TASK DETAILS >> Work through the data below and copy out every line where "value" is found.

STUDY MATERIAL >>
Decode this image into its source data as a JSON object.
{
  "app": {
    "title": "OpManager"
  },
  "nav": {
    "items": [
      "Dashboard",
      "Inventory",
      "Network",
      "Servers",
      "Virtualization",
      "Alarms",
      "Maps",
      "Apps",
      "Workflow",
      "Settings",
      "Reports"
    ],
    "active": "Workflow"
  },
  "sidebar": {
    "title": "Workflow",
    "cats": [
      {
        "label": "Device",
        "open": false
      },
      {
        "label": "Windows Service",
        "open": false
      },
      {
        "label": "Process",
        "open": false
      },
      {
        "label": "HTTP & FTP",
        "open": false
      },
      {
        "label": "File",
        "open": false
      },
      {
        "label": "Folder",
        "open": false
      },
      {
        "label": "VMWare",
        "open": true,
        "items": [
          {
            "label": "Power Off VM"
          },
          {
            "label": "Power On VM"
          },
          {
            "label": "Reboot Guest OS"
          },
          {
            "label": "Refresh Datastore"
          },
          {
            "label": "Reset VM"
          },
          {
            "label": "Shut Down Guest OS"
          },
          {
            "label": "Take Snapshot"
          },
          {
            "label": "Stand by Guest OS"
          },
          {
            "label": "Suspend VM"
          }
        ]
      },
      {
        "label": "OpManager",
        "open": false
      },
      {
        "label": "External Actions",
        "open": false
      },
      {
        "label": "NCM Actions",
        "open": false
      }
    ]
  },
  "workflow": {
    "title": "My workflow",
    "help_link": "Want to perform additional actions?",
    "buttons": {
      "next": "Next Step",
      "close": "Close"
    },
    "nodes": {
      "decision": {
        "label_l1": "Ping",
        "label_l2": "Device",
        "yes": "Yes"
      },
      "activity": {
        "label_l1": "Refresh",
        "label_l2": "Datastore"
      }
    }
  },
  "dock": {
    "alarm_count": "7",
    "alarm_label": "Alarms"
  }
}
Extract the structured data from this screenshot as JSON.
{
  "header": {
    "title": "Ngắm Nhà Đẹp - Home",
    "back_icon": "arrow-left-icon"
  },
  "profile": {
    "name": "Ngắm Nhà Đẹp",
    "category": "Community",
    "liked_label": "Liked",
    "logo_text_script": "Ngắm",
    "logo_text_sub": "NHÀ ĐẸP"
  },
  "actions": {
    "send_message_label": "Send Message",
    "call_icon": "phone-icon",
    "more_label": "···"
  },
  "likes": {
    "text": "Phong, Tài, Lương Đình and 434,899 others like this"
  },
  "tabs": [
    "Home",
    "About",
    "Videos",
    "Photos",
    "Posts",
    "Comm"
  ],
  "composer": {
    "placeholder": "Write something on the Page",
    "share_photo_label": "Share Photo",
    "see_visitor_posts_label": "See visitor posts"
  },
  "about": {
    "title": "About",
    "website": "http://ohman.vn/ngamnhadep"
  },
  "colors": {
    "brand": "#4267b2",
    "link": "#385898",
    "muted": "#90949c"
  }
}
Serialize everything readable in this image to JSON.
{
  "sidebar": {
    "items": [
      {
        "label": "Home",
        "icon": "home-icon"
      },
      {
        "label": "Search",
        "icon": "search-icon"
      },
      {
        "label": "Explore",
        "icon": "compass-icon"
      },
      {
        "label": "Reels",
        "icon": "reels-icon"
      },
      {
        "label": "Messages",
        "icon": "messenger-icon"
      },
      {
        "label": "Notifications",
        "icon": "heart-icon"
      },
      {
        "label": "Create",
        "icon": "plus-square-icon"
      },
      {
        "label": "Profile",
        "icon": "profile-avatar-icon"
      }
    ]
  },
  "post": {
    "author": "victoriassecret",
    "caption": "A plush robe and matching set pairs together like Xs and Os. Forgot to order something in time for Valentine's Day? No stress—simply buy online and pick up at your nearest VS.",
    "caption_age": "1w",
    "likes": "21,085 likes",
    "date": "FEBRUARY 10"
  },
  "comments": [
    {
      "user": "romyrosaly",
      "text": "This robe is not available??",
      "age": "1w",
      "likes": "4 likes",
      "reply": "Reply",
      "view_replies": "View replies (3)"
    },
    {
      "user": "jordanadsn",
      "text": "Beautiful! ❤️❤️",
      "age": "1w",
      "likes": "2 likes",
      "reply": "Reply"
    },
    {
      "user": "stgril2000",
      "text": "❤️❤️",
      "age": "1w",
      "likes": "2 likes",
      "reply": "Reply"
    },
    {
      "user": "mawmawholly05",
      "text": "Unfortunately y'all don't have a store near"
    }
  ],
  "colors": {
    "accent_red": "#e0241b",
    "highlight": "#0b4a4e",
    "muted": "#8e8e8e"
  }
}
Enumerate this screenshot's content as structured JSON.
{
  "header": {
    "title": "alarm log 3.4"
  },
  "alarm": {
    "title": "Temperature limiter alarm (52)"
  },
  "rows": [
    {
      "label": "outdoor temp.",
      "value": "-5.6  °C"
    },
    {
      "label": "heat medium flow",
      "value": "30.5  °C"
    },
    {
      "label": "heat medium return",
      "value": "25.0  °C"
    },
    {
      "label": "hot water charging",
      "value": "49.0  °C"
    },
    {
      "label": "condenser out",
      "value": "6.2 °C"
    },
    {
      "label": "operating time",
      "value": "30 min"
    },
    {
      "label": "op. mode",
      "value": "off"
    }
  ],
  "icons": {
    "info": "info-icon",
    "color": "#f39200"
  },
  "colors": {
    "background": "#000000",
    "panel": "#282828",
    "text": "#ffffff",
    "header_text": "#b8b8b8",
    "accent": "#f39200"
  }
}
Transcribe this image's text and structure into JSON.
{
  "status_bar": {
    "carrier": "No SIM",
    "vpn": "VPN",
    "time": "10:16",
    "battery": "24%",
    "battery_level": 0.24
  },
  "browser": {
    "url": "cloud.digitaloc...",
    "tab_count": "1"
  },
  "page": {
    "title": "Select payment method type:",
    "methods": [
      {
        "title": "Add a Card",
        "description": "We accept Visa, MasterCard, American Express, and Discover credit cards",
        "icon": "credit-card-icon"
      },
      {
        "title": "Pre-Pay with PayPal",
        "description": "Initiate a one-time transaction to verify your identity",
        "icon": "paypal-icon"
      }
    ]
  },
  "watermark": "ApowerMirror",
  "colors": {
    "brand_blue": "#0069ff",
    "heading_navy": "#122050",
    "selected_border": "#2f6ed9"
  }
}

RESULT OF THE EXERCISE >>
      "value": "-5.6  °C"
      "value": "30.5  °C"
      "value": "25.0  °C"
      "value": "49.0  °C"
      "value": "6.2 °C"
      "value": "30 min"
      "value": "off"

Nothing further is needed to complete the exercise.